• **ABOUT THIS TASK**
Nothing but the pictures should be left out when you copy the records exactly.

--- START ---

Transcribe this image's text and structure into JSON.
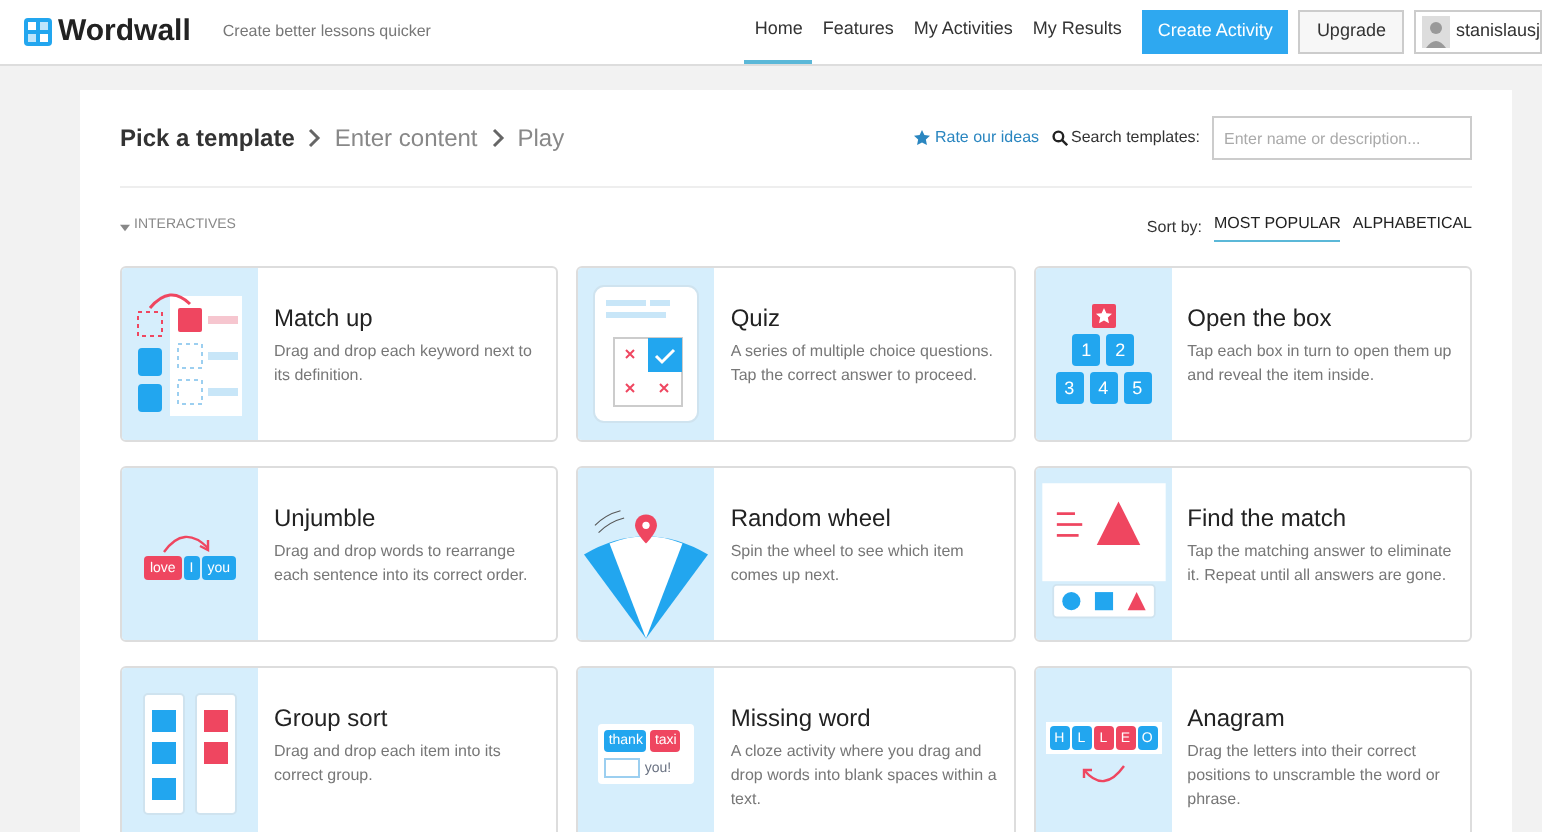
{
  "header": {
    "logo": "Wordwall",
    "tagline": "Create better lessons quicker",
    "nav": [
      {
        "label": "Home",
        "selected": true
      },
      {
        "label": "Features",
        "selected": false
      },
      {
        "label": "My Activities",
        "selected": false
      },
      {
        "label": "My Results",
        "selected": false
      }
    ],
    "create_button": "Create Activity",
    "upgrade_button": "Upgrade",
    "user": "stanislausj"
  },
  "breadcrumb": [
    {
      "label": "Pick a template",
      "selected": true
    },
    {
      "label": "Enter content",
      "selected": false
    },
    {
      "label": "Play",
      "selected": false
    }
  ],
  "rate_link": "Rate our ideas",
  "search": {
    "label": "Search templates:",
    "placeholder": "Enter name or description..."
  },
  "section": "INTERACTIVES",
  "sort": {
    "label": "Sort by:",
    "options": [
      {
        "label": "MOST POPULAR",
        "selected": true
      },
      {
        "label": "ALPHABETICAL",
        "selected": false
      }
    ]
  },
  "templates": [
    {
      "kind": "match-up",
      "title": "Match up",
      "description": "Drag and drop each keyword next to its definition."
    },
    {
      "kind": "quiz",
      "title": "Quiz",
      "description": "A series of multiple choice questions. Tap the correct answer to proceed."
    },
    {
      "kind": "open-box",
      "title": "Open the box",
      "description": "Tap each box in turn to open them up and reveal the item inside.",
      "tiles": [
        {
          "text": "1",
          "color": "#22a6ef"
        },
        {
          "text": "2",
          "color": "#22a6ef"
        },
        {
          "text": "3",
          "color": "#22a6ef"
        },
        {
          "text": "4",
          "color": "#22a6ef"
        },
        {
          "text": "5",
          "color": "#22a6ef"
        }
      ]
    },
    {
      "kind": "unjumble",
      "title": "Unjumble",
      "description": "Drag and drop words to rearrange each sentence into its correct order.",
      "tiles": [
        {
          "text": "love",
          "color": "#ef4660"
        },
        {
          "text": "I",
          "color": "#22a6ef"
        },
        {
          "text": "you",
          "color": "#22a6ef"
        }
      ]
    },
    {
      "kind": "wheel",
      "title": "Random wheel",
      "description": "Spin the wheel to see which item comes up next."
    },
    {
      "kind": "find-match",
      "title": "Find the match",
      "description": "Tap the matching answer to eliminate it. Repeat until all answers are gone."
    },
    {
      "kind": "group-sort",
      "title": "Group sort",
      "description": "Drag and drop each item into its correct group."
    },
    {
      "kind": "missing-word",
      "title": "Missing word",
      "description": "A cloze activity where you drag and drop words into blank spaces within a text.",
      "tiles": [
        {
          "text": "thank",
          "color": "#22a6ef"
        },
        {
          "text": "taxi",
          "color": "#ef4660"
        },
        {
          "text": "you!",
          "color": "#ffffff"
        }
      ]
    },
    {
      "kind": "anagram",
      "title": "Anagram",
      "description": "Drag the letters into their correct positions to unscramble the word or phrase.",
      "tiles": [
        {
          "text": "H",
          "color": "#22a6ef"
        },
        {
          "text": "L",
          "color": "#22a6ef"
        },
        {
          "text": "L",
          "color": "#ef4660"
        },
        {
          "text": "E",
          "color": "#ef4660"
        },
        {
          "text": "O",
          "color": "#22a6ef"
        }
      ]
    }
  ]
}
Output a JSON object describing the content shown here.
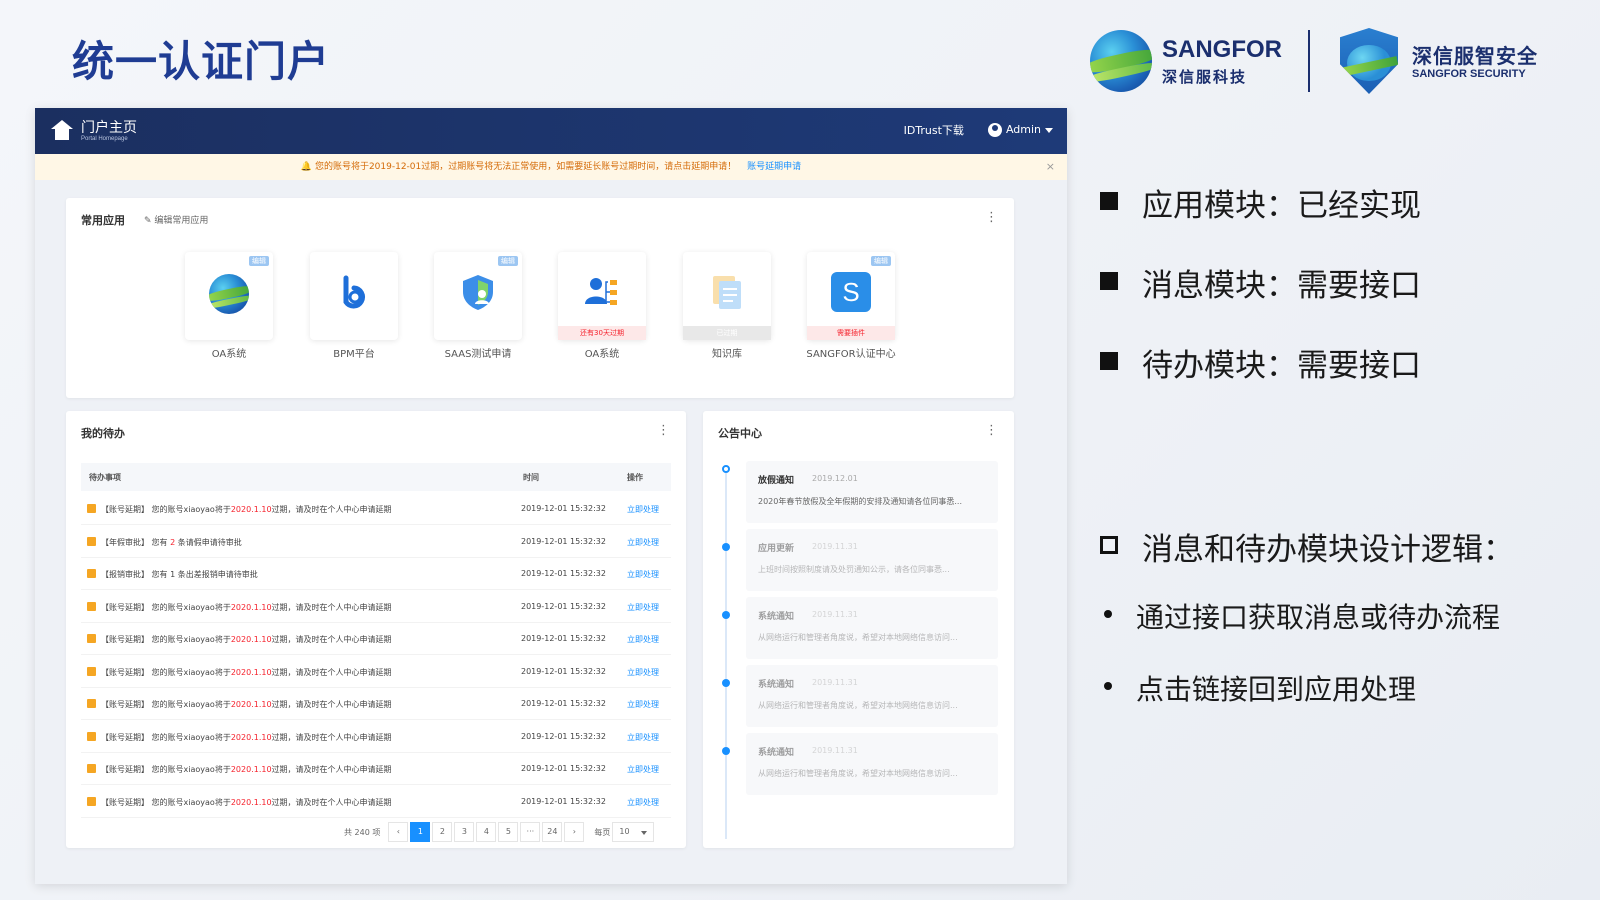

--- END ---

• **ANSWER**
Transcribe this image's text and structure into JSON.
{
  "header": {
    "logo": "Wordwall",
    "tagline": "Create better lessons quicker",
    "nav": [
      {
        "label": "Home",
        "selected": true
      },
      {
        "label": "Features",
        "selected": false
      },
      {
        "label": "My Activities",
        "selected": false
      },
      {
        "label": "My Results",
        "selected": false
      }
    ],
    "create_button": "Create Activity",
    "upgrade_button": "Upgrade",
    "user": "stanislausj"
  },
  "breadcrumb": [
    {
      "label": "Pick a template",
      "selected": true
    },
    {
      "label": "Enter content",
      "selected": false
    },
    {
      "label": "Play",
      "selected": false
    }
  ],
  "rate_link": "Rate our ideas",
  "search": {
    "label": "Search templates:",
    "placeholder": "Enter name or description..."
  },
  "section": "INTERACTIVES",
  "sort": {
    "label": "Sort by:",
    "options": [
      {
        "label": "MOST POPULAR",
        "selected": true
      },
      {
        "label": "ALPHABETICAL",
        "selected": false
      }
    ]
  },
  "templates": [
    {
      "kind": "match-up",
      "title": "Match up",
      "description": "Drag and drop each keyword next to its definition."
    },
    {
      "kind": "quiz",
      "title": "Quiz",
      "description": "A series of multiple choice questions. Tap the correct answer to proceed."
    },
    {
      "kind": "open-box",
      "title": "Open the box",
      "description": "Tap each box in turn to open them up and reveal the item inside.",
      "tiles": [
        {
          "text": "1",
          "color": "#22a6ef"
        },
        {
          "text": "2",
          "color": "#22a6ef"
        },
        {
          "text": "3",
          "color": "#22a6ef"
        },
        {
          "text": "4",
          "color": "#22a6ef"
        },
        {
          "text": "5",
          "color": "#22a6ef"
        }
      ]
    },
    {
      "kind": "unjumble",
      "title": "Unjumble",
      "description": "Drag and drop words to rearrange each sentence into its correct order.",
      "tiles": [
        {
          "text": "love",
          "color": "#ef4660"
        },
        {
          "text": "I",
          "color": "#22a6ef"
        },
        {
          "text": "you",
          "color": "#22a6ef"
        }
      ]
    },
    {
      "kind": "wheel",
      "title": "Random wheel",
      "description": "Spin the wheel to see which item comes up next."
    },
    {
      "kind": "find-match",
      "title": "Find the match",
      "description": "Tap the matching answer to eliminate it. Repeat until all answers are gone."
    },
    {
      "kind": "group-sort",
      "title": "Group sort",
      "description": "Drag and drop each item into its correct group."
    },
    {
      "kind": "missing-word",
      "title": "Missing word",
      "description": "A cloze activity where you drag and drop words into blank spaces within a text.",
      "tiles": [
        {
          "text": "thank",
          "color": "#22a6ef"
        },
        {
          "text": "taxi",
          "color": "#ef4660"
        },
        {
          "text": "you!",
          "color": "#ffffff"
        }
      ]
    },
    {
      "kind": "anagram",
      "title": "Anagram",
      "description": "Drag the letters into their correct positions to unscramble the word or phrase.",
      "tiles": [
        {
          "text": "H",
          "color": "#22a6ef"
        },
        {
          "text": "L",
          "color": "#22a6ef"
        },
        {
          "text": "L",
          "color": "#ef4660"
        },
        {
          "text": "E",
          "color": "#ef4660"
        },
        {
          "text": "O",
          "color": "#22a6ef"
        }
      ]
    }
  ]
}
Output a JSON object describing the content shown here.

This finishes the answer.